from pictures you take with your phone.
Okay, so there’s a lot of neat augmented reality technology out there. Awesome. But at the Meniscus, I don’t just talk about what cool stuff we already have, I like to look to the future. And the future of AR is looking really, really awesome. Multiple groups of researchers are currently developing technology for eyewear that will superimpose graphic images directly into your field of vision. Remember how, in the Terminator movies, he would look at stuff, and computer data would pop up in his eyes giving him information about what he was seeing? Yeah, it’s like that.
Those geniuses at Google are currently working on a project called Google Glasses, which would essentially be glasses that do all the things Google Goggles do, but without the middle step of taking a picture with your phone. As you walk down the street, you could pull up information on what you’re looking at – landmarks, stores, advertisements, even people (there’s a great ethics discussion there) – this information would be displayed not on your phone, but right there on the glasses in front of your eyes. These glasses could also allow people to play fully interactive games with the world around them. The implications of that technology are astounding; just imagine all the things you could use it for. And that’s not some distant future technology – Google has reported that they plan to begin selling these glasses later this year!
|Terminator vision might soon|
be reality (augmented, that is).
The same kind of technology is also being developed by Innovega researchers, who are aiming to create augmented reality contact lenses to put right in your eye. The ultimate goal of this project is military use – imagine how useful “Terminator vision” would be to a soldier on the battlefield, or a pilot flying through enemy territory – but could also be applied to improving the vision of people with various sight impairments, and of course could be useful for gaming and web-searching just like the Google Glasses. The benefit of the contact lenses (also the part that makes them more difficult to perfect) is that they are smaller and more discrete than glasses, which is particularly useful in the case of military application. The researchers working on this technology are even considering the possibility of creating augmented reality lenses that could be implanted directly into the eye, making them permanent installments – true bionic eyes. These lenses could then be used for all sorts of augmented reality applications, and perhaps even for true virtual reality as well. Of course, it sounds like this technology is still at least a few years off, but hey, for bad-ass technology like that, I’m willing to wait a little while.

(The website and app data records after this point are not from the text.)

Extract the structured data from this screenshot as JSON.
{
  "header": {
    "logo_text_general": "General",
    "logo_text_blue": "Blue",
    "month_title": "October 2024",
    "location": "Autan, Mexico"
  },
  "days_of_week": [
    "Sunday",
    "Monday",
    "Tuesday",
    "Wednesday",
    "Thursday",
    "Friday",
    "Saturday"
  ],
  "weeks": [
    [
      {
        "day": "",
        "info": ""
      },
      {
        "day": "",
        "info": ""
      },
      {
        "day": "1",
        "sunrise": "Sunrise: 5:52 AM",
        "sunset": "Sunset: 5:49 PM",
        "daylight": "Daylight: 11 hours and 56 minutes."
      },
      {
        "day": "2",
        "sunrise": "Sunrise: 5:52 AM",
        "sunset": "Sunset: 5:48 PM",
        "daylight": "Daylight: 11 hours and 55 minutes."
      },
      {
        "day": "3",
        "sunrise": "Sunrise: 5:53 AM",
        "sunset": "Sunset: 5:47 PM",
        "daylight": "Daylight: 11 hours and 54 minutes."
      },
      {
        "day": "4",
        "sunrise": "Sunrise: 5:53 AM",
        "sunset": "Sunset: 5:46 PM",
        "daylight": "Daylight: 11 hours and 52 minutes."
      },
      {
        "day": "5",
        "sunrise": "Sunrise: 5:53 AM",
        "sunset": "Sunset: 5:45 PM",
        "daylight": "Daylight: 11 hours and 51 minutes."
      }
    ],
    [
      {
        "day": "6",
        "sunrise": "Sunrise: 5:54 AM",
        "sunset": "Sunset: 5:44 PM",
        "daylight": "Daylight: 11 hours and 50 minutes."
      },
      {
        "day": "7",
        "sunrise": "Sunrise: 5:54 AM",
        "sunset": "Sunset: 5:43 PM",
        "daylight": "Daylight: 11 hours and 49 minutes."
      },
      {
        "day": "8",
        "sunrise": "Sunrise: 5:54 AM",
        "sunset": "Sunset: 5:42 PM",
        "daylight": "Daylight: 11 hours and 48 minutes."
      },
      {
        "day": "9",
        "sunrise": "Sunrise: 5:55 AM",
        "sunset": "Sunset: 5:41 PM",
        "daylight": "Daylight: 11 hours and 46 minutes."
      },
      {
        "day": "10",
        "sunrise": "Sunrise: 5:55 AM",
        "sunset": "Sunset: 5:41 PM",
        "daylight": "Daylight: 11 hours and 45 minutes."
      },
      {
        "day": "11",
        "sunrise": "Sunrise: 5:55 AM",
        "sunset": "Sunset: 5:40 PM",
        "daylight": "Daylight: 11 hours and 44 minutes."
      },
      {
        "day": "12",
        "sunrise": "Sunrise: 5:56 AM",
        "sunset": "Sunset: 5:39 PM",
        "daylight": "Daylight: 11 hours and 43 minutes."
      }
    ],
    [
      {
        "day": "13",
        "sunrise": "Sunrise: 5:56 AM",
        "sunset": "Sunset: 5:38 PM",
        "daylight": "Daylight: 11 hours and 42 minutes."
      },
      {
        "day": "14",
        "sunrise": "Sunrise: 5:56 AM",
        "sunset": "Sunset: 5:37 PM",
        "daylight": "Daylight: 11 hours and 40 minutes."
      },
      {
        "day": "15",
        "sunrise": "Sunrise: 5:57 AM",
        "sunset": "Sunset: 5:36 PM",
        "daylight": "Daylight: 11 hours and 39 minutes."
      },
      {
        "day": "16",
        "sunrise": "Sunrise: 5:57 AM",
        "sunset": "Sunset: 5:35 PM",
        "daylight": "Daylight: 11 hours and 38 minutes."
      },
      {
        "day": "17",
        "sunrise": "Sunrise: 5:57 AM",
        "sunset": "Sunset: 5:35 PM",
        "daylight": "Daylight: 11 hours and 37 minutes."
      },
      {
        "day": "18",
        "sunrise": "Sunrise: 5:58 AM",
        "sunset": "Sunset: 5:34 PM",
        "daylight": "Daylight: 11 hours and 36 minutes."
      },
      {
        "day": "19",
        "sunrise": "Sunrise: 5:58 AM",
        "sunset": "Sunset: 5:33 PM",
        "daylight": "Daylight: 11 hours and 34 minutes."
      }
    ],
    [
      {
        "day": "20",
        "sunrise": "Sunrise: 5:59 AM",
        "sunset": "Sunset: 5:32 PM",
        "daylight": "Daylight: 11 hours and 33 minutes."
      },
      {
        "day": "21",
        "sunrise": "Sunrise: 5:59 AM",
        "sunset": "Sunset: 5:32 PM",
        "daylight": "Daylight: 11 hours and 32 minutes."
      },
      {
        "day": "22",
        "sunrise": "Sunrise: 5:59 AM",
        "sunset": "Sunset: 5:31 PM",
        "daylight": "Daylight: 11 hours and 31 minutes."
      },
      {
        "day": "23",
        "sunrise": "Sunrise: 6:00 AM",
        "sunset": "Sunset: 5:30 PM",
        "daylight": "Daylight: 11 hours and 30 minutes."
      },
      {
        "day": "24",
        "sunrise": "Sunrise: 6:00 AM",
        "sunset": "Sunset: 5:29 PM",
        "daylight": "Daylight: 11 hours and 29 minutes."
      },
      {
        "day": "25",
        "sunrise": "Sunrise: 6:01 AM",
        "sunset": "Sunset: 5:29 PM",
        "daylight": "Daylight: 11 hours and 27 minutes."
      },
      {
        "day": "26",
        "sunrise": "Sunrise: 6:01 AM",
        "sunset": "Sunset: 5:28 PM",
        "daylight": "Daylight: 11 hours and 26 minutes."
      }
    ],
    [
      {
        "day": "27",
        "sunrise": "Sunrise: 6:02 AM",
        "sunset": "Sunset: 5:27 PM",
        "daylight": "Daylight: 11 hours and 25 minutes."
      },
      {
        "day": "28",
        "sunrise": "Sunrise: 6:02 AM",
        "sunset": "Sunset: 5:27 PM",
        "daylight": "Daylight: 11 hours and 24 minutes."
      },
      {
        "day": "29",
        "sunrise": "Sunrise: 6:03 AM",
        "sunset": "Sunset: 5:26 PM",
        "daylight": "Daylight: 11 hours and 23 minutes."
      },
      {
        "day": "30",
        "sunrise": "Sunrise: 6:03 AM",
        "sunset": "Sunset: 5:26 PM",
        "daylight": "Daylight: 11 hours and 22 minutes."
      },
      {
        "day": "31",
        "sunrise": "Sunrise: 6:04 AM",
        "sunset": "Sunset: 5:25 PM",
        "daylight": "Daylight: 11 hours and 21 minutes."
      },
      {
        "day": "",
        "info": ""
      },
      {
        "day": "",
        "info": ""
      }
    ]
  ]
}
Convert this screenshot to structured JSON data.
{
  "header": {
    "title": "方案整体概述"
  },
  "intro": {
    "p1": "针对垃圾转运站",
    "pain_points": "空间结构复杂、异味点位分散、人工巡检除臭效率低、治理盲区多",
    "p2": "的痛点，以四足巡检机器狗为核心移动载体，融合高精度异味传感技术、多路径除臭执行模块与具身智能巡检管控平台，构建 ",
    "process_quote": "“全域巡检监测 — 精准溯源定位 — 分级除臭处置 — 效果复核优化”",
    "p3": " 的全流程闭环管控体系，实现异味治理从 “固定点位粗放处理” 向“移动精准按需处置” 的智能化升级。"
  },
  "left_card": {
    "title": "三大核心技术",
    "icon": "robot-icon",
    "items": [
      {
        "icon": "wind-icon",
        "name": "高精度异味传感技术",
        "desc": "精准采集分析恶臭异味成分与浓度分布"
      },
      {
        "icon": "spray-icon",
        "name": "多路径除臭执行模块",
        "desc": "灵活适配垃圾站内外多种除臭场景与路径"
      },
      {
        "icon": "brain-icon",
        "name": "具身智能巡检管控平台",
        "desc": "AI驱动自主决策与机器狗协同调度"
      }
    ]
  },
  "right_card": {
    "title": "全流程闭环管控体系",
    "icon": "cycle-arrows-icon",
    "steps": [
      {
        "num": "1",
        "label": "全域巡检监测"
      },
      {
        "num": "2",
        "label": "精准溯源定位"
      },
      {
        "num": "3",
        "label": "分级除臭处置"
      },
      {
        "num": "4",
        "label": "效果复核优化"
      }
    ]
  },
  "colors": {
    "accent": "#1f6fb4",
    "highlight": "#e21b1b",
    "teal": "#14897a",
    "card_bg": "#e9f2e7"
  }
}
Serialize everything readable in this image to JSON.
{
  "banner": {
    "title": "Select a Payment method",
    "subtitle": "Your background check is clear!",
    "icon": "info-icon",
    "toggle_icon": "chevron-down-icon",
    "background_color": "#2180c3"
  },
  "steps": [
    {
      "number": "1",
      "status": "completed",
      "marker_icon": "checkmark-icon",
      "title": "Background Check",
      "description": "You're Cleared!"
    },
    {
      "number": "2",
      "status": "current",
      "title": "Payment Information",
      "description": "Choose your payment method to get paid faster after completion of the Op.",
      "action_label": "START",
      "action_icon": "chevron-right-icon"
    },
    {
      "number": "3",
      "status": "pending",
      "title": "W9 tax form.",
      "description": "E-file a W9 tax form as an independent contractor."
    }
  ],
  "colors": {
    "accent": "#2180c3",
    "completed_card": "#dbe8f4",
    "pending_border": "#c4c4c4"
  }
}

I can’t finish my augmented reality post without mentioning SixthSense. I learned about this only recently, as I was amazed that I hadn’t heard about it earlier. Developed by Pattie Maes and Pranav Mistry over at MIT, SixthSense is a “wearable gestural interface” that allows you to impose graphics onto objects around you and interact with them using gestures of your hands and fingers. You can project a computer interface onto walls or floors and operate the computer screen just by moving your hands; you can play games on the surfaces around you; you can draw a watch on your hand and it will tell you the time; you can take pictures of the world around just by making a frame with your hands. The is not some far-off technology, or even a later-this-year technology - it already exists! Its only in its prototype stage at the moment, but it already looks amazing. There’s no way I can describe this tech properly in words, so watch this video! Seriously, if you click on no other links on this page, watch this video! And then check out their website for more information. This is some crazy-awesome technology.
|SixthSense is an augmented reality technology that can project images and videos onto real-world objects.|
If you know of really cool AR technology or awesome AR smartphone apps that I haven’t mentioned here, let me know in the comments!